Alice in Wonderland is surely the film Warner Bros. was looking to emulate with Pan, their Peter Pan origin story, but where that film opened to $116 million on its way to more than a billion worldwide back in 2010, Pan hobbled its way to an estimated $15 million domestic opening, on a $155 million budget. That was third for the weekend, behind The Martian and Hotel Transylvania 2. You know it’s bad when people compare it to John Carter.
For comparison, that’s a noticeably worse debut than Tomorrowland ($33m), John Carter ($30m), The Lone Ranger ($29m), Jack the Giant Slayer ($27m), and Battleship ($25m). […] The film played 55% female but 52% over 25, which means kids didn’t show up to the very much kid-targeted movie. [Forbes]
Tracking reports had the film opening in the low $20 million range. […] In the end, Pan is looking at a overall domestic haul in the $32-35 million range. [BoxOfficeMojo]
We don’t need to Monday morning quarterback this one to death, but I would suggest an origin story about a character before he had any special powers, where the biggest selling point was a villain we didn’t know much about other than that he dressed funny, was fighting an uphill battle. Also, there has to be some kind of correlation between a trailer where someone shouts some piece of transparent exposition — like “WELCOME, TO NEVERLAND!” or “you are… John Carter” — and box office flops. That never seems to be a good sign. Not to mention that with Pan (unlike John Carter, which I will defend to my dying day), the movie itself was kind of bland. Which is a crazy thing to say about a movie with flying pirate ships getting attacked by Nazi fighter planes, but there you go.
Elsewhere, The Martian is still kicking ass, dropping only 32% off its opening weekend, and could challenge The Bourne Ultimatum for Matt Damon’s all-time highest grosser ($227.4 million) if everything continues to go shockingly well for it. Steve Jobs also did well in limited release, earning a near-record $130,236 per screen. Compare that to the other limited releases of the weekend, $1,536 per theater for He Named Me Malala and $913 for 99 Homes. Or $588 for Stephen Daldry’s Trash.
But if we’re talking about poor openings, we can’t leave out The Walk, the “seventh worst bow for a movie opening in 2,500 theaters or more.”
The idea with that one was to open it as a limited engagement on IMAX screens to build buzz for the expansion this week.
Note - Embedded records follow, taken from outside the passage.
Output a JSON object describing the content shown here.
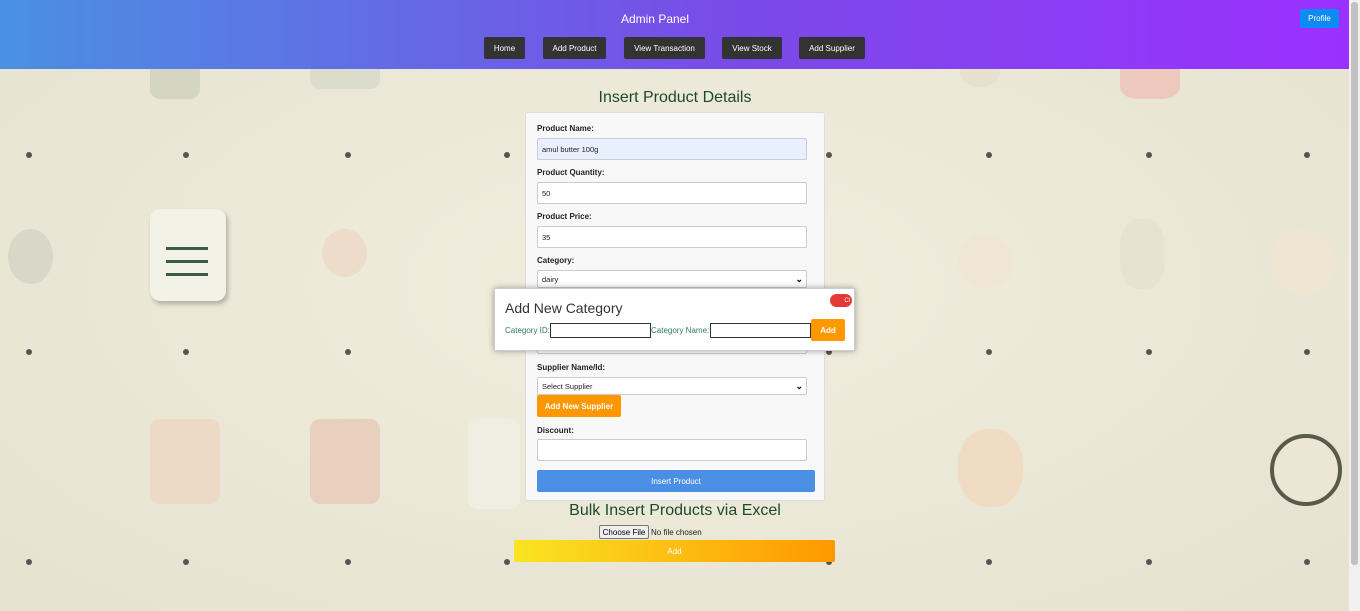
{
  "header": {
    "title": "Admin Panel",
    "profile_label": "Profile",
    "nav": [
      "Home",
      "Add Product",
      "View Transaction",
      "View Stock",
      "Add Supplier"
    ]
  },
  "form": {
    "title": "Insert Product Details",
    "product_name_label": "Product Name:",
    "product_name_value": "amul butter 100g",
    "quantity_label": "Product Quantity:",
    "quantity_value": "50",
    "price_label": "Product Price:",
    "price_value": "35",
    "category_label": "Category:",
    "category_value": "dairy",
    "supplier_label": "Supplier Name/Id:",
    "supplier_value": "Select Supplier",
    "add_supplier_label": "Add New Supplier",
    "discount_label": "Discount:",
    "discount_value": "",
    "submit_label": "Insert Product"
  },
  "modal": {
    "title": "Add New Category",
    "id_label": "Category ID:",
    "name_label": "Category Name:",
    "add_label": "Add",
    "close_label": "Cl"
  },
  "bulk": {
    "title": "Bulk Insert Products via Excel",
    "choose_file_label": "Choose File",
    "no_file_text": "No file chosen",
    "add_label": "Add"
  },
  "colors": {
    "header_start": "#4a90e2",
    "header_end": "#9b30ff",
    "accent_orange": "#ff9800",
    "accent_blue": "#4a8fe3",
    "title_green": "#1c4a2e"
  }
}
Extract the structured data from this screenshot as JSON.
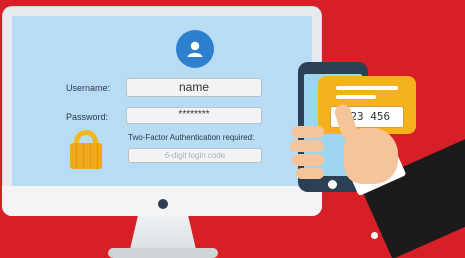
{
  "login_form": {
    "username_label": "Username:",
    "username_value": "name",
    "password_label": "Password:",
    "password_value": "********",
    "two_factor_label": "Two-Factor Authentication required:",
    "code_placeholder": "6-digit login code"
  },
  "phone_notification": {
    "code": "123 456"
  },
  "colors": {
    "background": "#d61f26",
    "screen": "#b7dcf3",
    "accent": "#2f7fcf",
    "padlock": "#f2a81c",
    "bubble": "#f5b11e"
  },
  "icons": [
    "user-icon",
    "padlock-icon",
    "smartphone-icon",
    "message-bubble-icon",
    "hand-icon"
  ]
}
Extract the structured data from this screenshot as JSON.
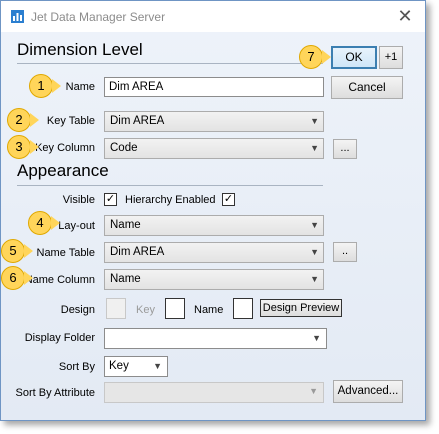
{
  "window": {
    "title": "Jet Data Manager Server",
    "close_glyph": "✕"
  },
  "dimension_level": {
    "heading": "Dimension Level",
    "name_label": "Name",
    "name_value": "Dim AREA",
    "key_table_label": "Key Table",
    "key_table_value": "Dim AREA",
    "key_column_label": "Key Column",
    "key_column_value": "Code",
    "key_column_browse": "..."
  },
  "buttons": {
    "ok": "OK",
    "plus_one": "+1",
    "cancel": "Cancel",
    "advanced": "Advanced..."
  },
  "appearance": {
    "heading": "Appearance",
    "visible_label": "Visible",
    "visible_checked": "✓",
    "hierarchy_label": "Hierarchy Enabled",
    "hierarchy_checked": "✓",
    "layout_label": "Lay-out",
    "layout_value": "Name",
    "name_table_label": "Name Table",
    "name_table_value": "Dim AREA",
    "name_table_browse": "..",
    "name_column_label": "Name Column",
    "name_column_value": "Name",
    "design_label": "Design",
    "design_key_label": "Key",
    "design_name_label": "Name",
    "design_preview": "Design Preview",
    "display_folder_label": "Display Folder",
    "display_folder_value": "",
    "sort_by_label": "Sort By",
    "sort_by_value": "Key",
    "sort_by_attribute_label": "Sort By Attribute",
    "sort_by_attribute_value": ""
  },
  "callouts": [
    "1",
    "2",
    "3",
    "4",
    "5",
    "6",
    "7"
  ],
  "colors": {
    "callout_fill": "#ffd55a",
    "ok_border": "#3c7fb1",
    "window_bg": "#e3eaf4"
  }
}
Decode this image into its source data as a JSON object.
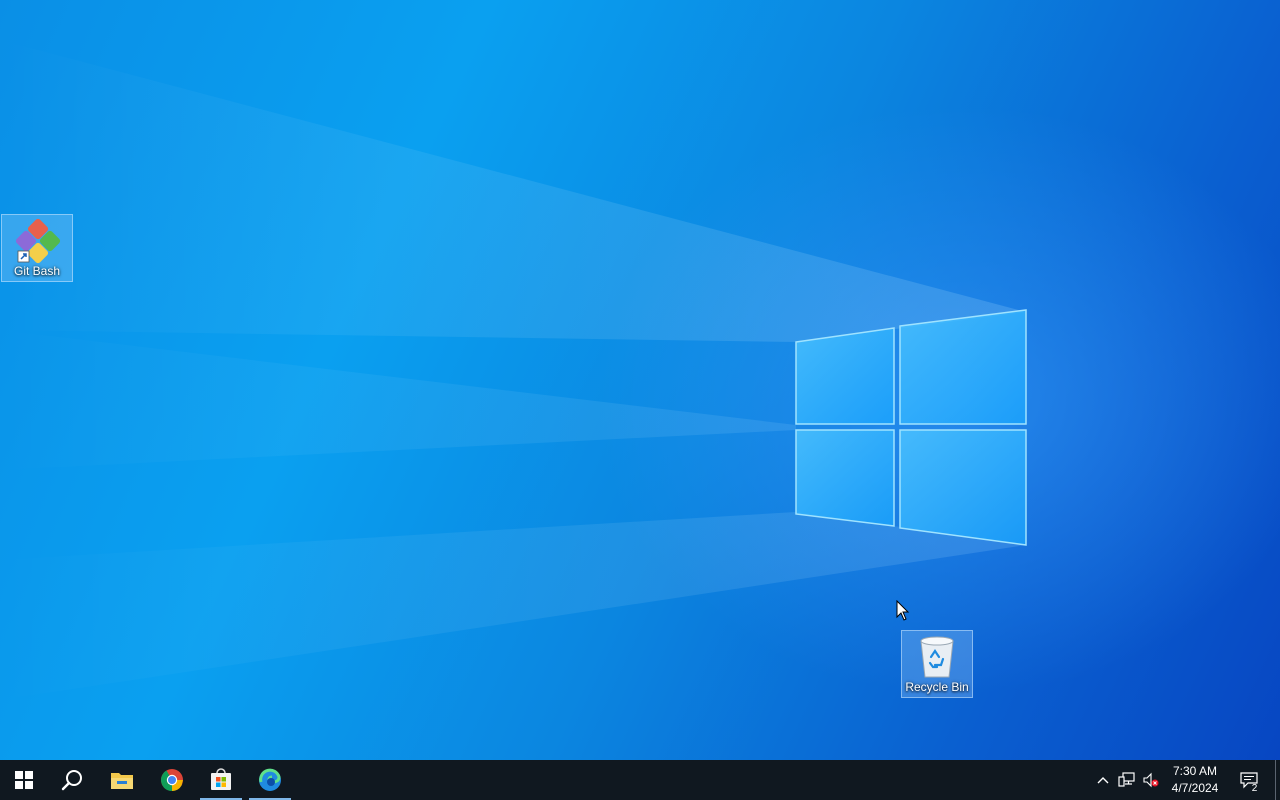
{
  "desktop": {
    "icons": [
      {
        "label": "Git Bash",
        "icon": "git-bash-icon"
      },
      {
        "label": "Recycle Bin",
        "icon": "recycle-bin-icon"
      }
    ]
  },
  "taskbar": {
    "start": {
      "icon": "windows-start-icon"
    },
    "search": {
      "icon": "search-icon"
    },
    "apps": [
      {
        "name": "File Explorer",
        "icon": "file-explorer-icon",
        "active": false
      },
      {
        "name": "Google Chrome",
        "icon": "chrome-icon",
        "active": false
      },
      {
        "name": "Microsoft Store",
        "icon": "store-icon",
        "active": true
      },
      {
        "name": "Microsoft Edge",
        "icon": "edge-icon",
        "active": true
      }
    ],
    "tray": {
      "icons": [
        "chevron-up-icon",
        "network-icon",
        "volume-muted-icon"
      ],
      "time": "7:30 AM",
      "date": "4/7/2024",
      "notifications_count": "2"
    }
  },
  "colors": {
    "taskbar": "#101820",
    "desktop_accent": "#0a8fe6",
    "active_indicator": "#7fb7e8"
  }
}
Clearly that didn’t work, as last week’s $1.9 million gross on 448 screens ($3,483 average) turned into $3.65 million on 2,509 screens this week ($1,455 per screen). Bottom line, its lifetime gross is currently sitting at $6.3 million on a $35 million budget, and it doesn’t look poised for a comeback. Everest, another eye-candy IMAX spectacle movie hasn’t fared especially well either, at $38 million on a $55 million budget (though it’s made a lot more overseas). For comparison, War Room, the weird faith-based domestic drama, has thus far earned $63 million on a three million dollar budget. God beats science, clearly.
Next week brings us Steve Jobs expanding wide, Bridge of Spies, Guillermo Del Toro’s “gothic romance” Crimson Peak, Goosebumps, and Woodlawn, another “faith-based” drama from PureFlix. Don’t think producers haven’t been paying attention.
1. The Martian (weekend) $37M (cumulative) $108.7M
2. Hotel Transylvania 2 $20.3M $116.8M
3. Pan $15.5M $15.5M
4. The Intern $8.7M $49.6M
5. Sicario $7.4M $26.7M
6. The Scorch Trials $5.3M $70.6M
7. The Walk $3.7M $6.4M
8. Black Mass $3.1M $57.6M
9. Everest $3M $38.2M
10. The Visit $2.4M $61.1M